Method: Cross-sectional data were examined from the National Comorbidity Survey Replication (N = 5692), a multistage area household probability sample of U.S. residents. PTSD diagnostic and symptom data and diagnostic data for other Axis I disorders were taken from the Composite International Diagnostic Interview. The study was conducted from February 2001 to December 2003.
Results: After removing PTSD symptoms overlapping with those of other anxiety and mood disorders, we found that the lifetime PTSD prevalence dropped only from 6.81% to 6.42%. Nevertheless, a sizeable proportion of PTSD-diagnosed persons would consequently lose PTSD caseness. Little difference was found between the criteria sets in diagnostic comorbidity and disability, structural validity, and internal consistency.
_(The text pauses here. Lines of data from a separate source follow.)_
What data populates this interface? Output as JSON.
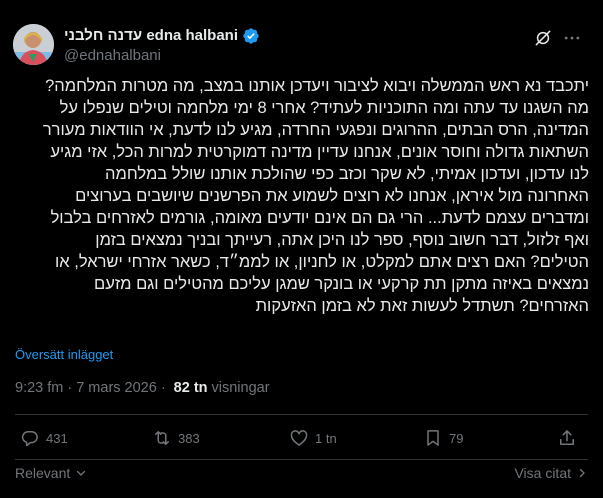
{
  "author": {
    "display_name": "עדנה חלבני edna halbani",
    "handle": "@ednahalbani",
    "verified": true
  },
  "tweet": {
    "lines": [
      "יתכבד נא ראש הממשלה ויבוא לציבור ויעדכן אותנו במצב, מה מטרות המלחמה?",
      "מה השגנו עד עתה ומה התוכניות לעתיד? אחרי 8 ימי מלחמה וטילים שנפלו על",
      "המדינה, הרס הבתים, ההרוגים ונפגעי החרדה, מגיע לנו לדעת, אי הוודאות מעורר",
      "השתאות גדולה וחוסר אונים, אנחנו עדיין מדינה דמוקרטית למרות הכל, אזי מגיע",
      "לנו עדכון, ועדכון אמיתי, לא שקר וכזב כפי שהולכת אותנו שולל במלחמה",
      "האחרונה מול  איראן,  אנחנו לא רוצים לשמוע את הפרשנים שיושבים בערוצים",
      "ומדברים עצמם לדעת... הרי גם הם אינם יודעים  מאומה, גורמים לאזרחים בלבול",
      "ואף זלזול, דבר חשוב נוסף, ספר לנו היכן אתה, רעייתך ובניך נמצאים בזמן",
      "הטילים? האם רצים אתם למקלט, או לחניון, או לממ״ד, כשאר אזרחי ישראל, או",
      "נמצאים באיזה מתקן תת קרקעי או בונקר שמגן עליכם מהטילים וגם מזעם",
      "האזרחים? תשתדל לעשות זאת לא בזמן האזעקות"
    ],
    "translate_label": "Översätt inlägget",
    "time": "9:23 fm",
    "date": "7 mars 2026",
    "views_count": "82 tn",
    "views_label": "visningar"
  },
  "actions": {
    "reply_count": "431",
    "repost_count": "383",
    "like_count": "1 tn",
    "bookmark_count": "79"
  },
  "footer": {
    "sort_label": "Relevant",
    "quotes_label": "Visa citat"
  },
  "colors": {
    "background": "#000000",
    "text": "#e7e9ea",
    "muted": "#71767b",
    "accent": "#1d9bf0"
  },
  "icons": [
    "verified-badge-icon",
    "grok-icon",
    "more-icon",
    "reply-icon",
    "repost-icon",
    "like-icon",
    "bookmark-icon",
    "share-icon",
    "chevron-down-icon"
  ]
}
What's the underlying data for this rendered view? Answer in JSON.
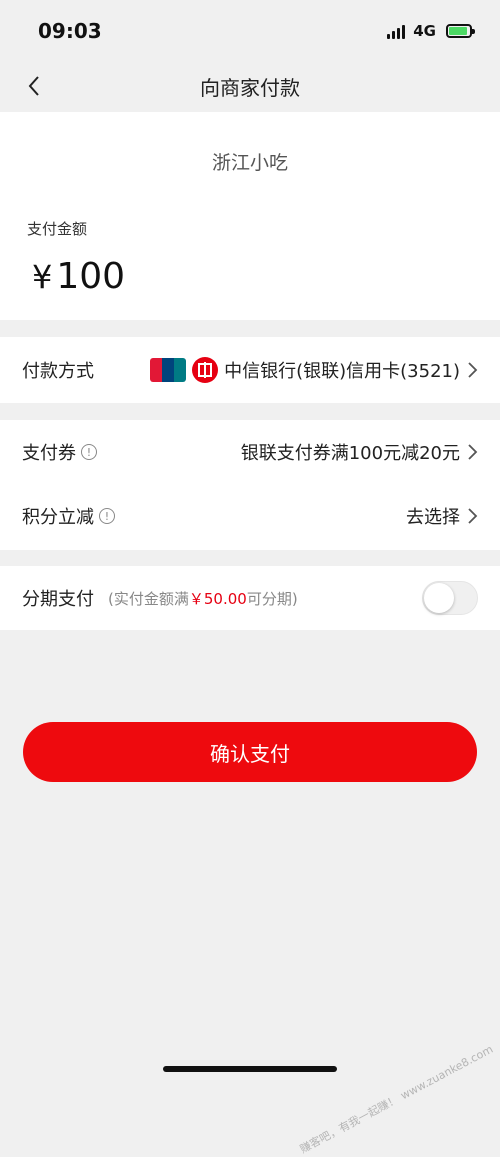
{
  "status": {
    "time": "09:03",
    "network": "4G"
  },
  "nav": {
    "title": "向商家付款",
    "back_icon": "chevron-left-icon"
  },
  "merchant": {
    "name": "浙江小吃",
    "amount_label": "支付金额",
    "currency": "¥",
    "amount": "100"
  },
  "payment_method": {
    "label": "付款方式",
    "card": "中信银行(银联)信用卡(3521)",
    "unionpay_text": "UnionPay 银联",
    "unionpay_colors": [
      "#e21836",
      "#00447c",
      "#007b84"
    ],
    "bank_color": "#e60012"
  },
  "coupon": {
    "label": "支付券",
    "value": "银联支付券满100元减20元"
  },
  "points": {
    "label": "积分立减",
    "value": "去选择"
  },
  "installment": {
    "label": "分期支付",
    "hint_prefix": "(实付金额满",
    "hint_amount": "￥50.00",
    "hint_suffix": "可分期)",
    "enabled": false
  },
  "confirm": {
    "label": "确认支付"
  },
  "watermark": {
    "text": "赚客吧，有我一起赚！",
    "url": "www.zuanke8.com"
  },
  "colors": {
    "accent": "#ee0a0e",
    "background": "#f0f0f0"
  }
}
Conclusions: These data provide evidence that PTSD's overlapping anxiety and mood disorder symptoms are not responsible for PTSD's prevalence, diagnostic comorbidity, and construct validity. Although the proposed symptom criteria revision would result in fewer symptoms by which to evaluate PTSD, it may not address questions raised about the diagnosis' construct validity.